Women have infiltrated all the major professions of law, medicine, accounting, and even academia, now that they earn over half the Ph.D.s. So why are they having trouble getting into the boardroom?
As with everything else these days, there is fake news about the boardroom, too. As a director of 10 public company boards and a media background as publisher of Forbes and founder of Directorship, I have learned the importance of separating myth from reality.
The media is clueless
There are three reasons everything you read about the boardroom should be taken with a heaping spoonful of salt. To a business journalist, writing about corporate governance is like a muscle car nut writing about the Prius.
At those times when it is absolutely necessary to write about governance, usually around proxy season, an article is assigned to a female junior reporter — by a male senior editor. The reporter then uses a sleight of hand, relying on consultants to identify the problem rather than actual directors. That’s like asking a Miami real estate broker whether land is going to go up in value. Besides promoting the consultant’s business, the story rehashes tired statistics that point a generic finger at the men on the board, who dutifully say they will try harder next time. Rinse and repeat.
And we wonder why nothing changes.
“IT CAN TAKE A YER TO VET A CANDIDATE AND INTRODUCE THEM TO ALL THE DIRECTORS. That’s a very slow turnstile if your goal is to increase the flow of women.”
That is why I want to be clear about the actual vs. alleged challenges to women in the boardroom. It always helps to know who the real enemy is.
Here are the top 10 reasons that play a role in why women are a minority on corporate boards — some genuine, others not so much.
1. Bias: False. Women serve on nearly 100% of big company boards as the boardroom recognizes diversity is a hallmark of a high functioning board. But the challenge is how do we go from one to many. That is where the items below cause a bottleneck, so please read on. The gender imbalance in the boardroom should be seen for what it is, an operational problem, not discrimination.
2. Time: True. By the time a candidate is through the vetting process and meets all the directors, it can take a year. That is a very slow turnstile if your goal is to increase the flow of women.
3. Qualifications: False. You don’t need to be an accountant or an MBA, which in theory opens the boardroom doors a bit wider. Ironically, it also can cut the other way. Lacking objective criteria, the board tends to go with people it knows. Men know men.
4. Hierarchy: True. If a CEO is rated superior to a CFO or a computer expert is rated higher than a marketer, more men will serve on boards.

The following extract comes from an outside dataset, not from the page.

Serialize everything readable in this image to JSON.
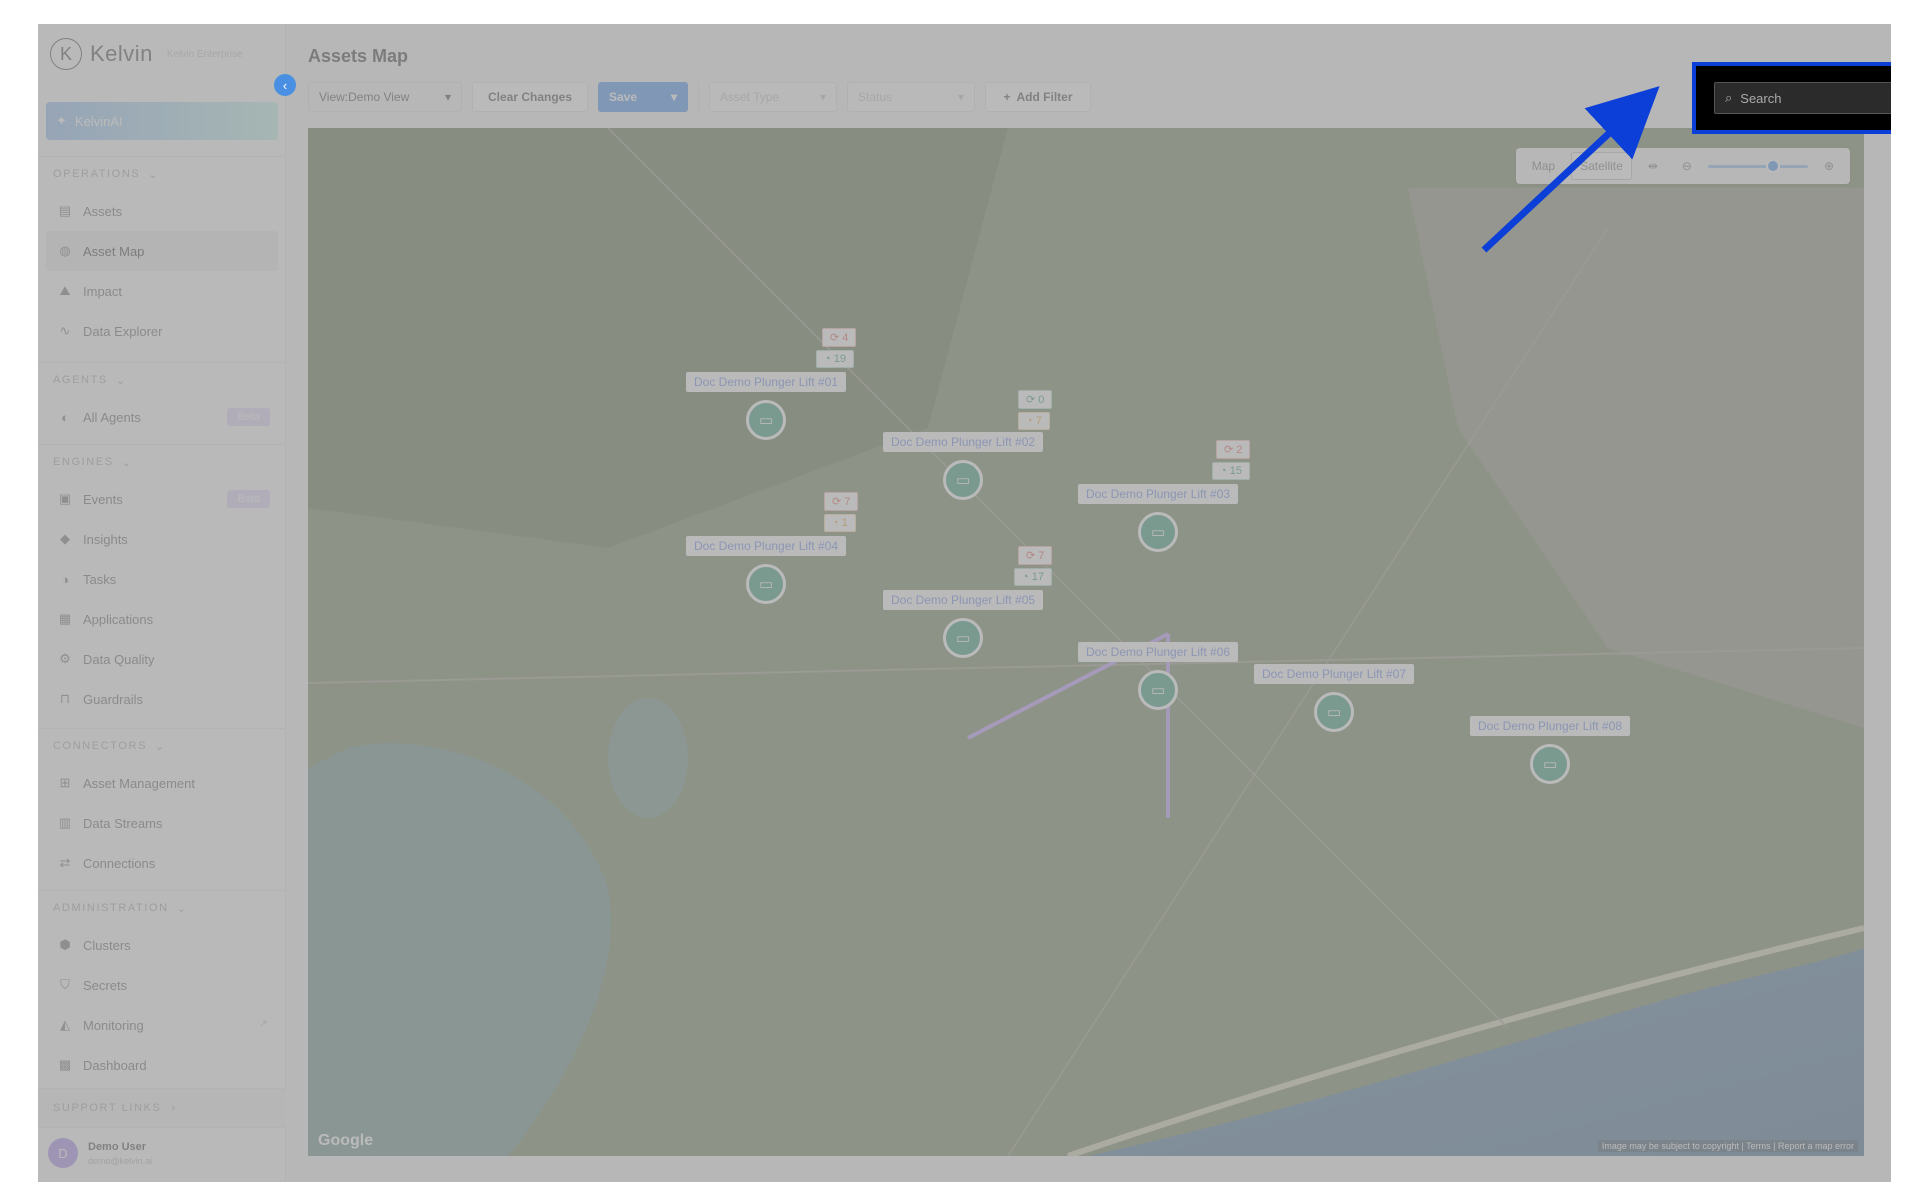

5. Litigation: True. With unlimited liability for directors, any sudden change, for instance, in the way a board is comprised, catches the watchful eye of the plaintiff bar.
6. Turnover: True. The average director serves for 10–20 years, so turnover is slow.
7. Minority: False. (As in a voting minority). While it’s true that women can be outvoted, boards operate on unanimity. Even as a minority, women have a strong say.
8. Seasonal: True. Directors are appointed once a year, only so many can be added at one time.
9. Cost: True. The cost of a single board recruitment can run as high as $250,000. Spending a million dollars to recruit 4–5 directors is a nonstarter.
10. Experience: False. Succession plans and compensation are pre-packaged by consultants. This lessens the need for specific experience requirements.
11. Regulation. True. After Sarbanes-Oxley, boards no longer allow their lawyers and bankers to serve, and women in these professions have been left out.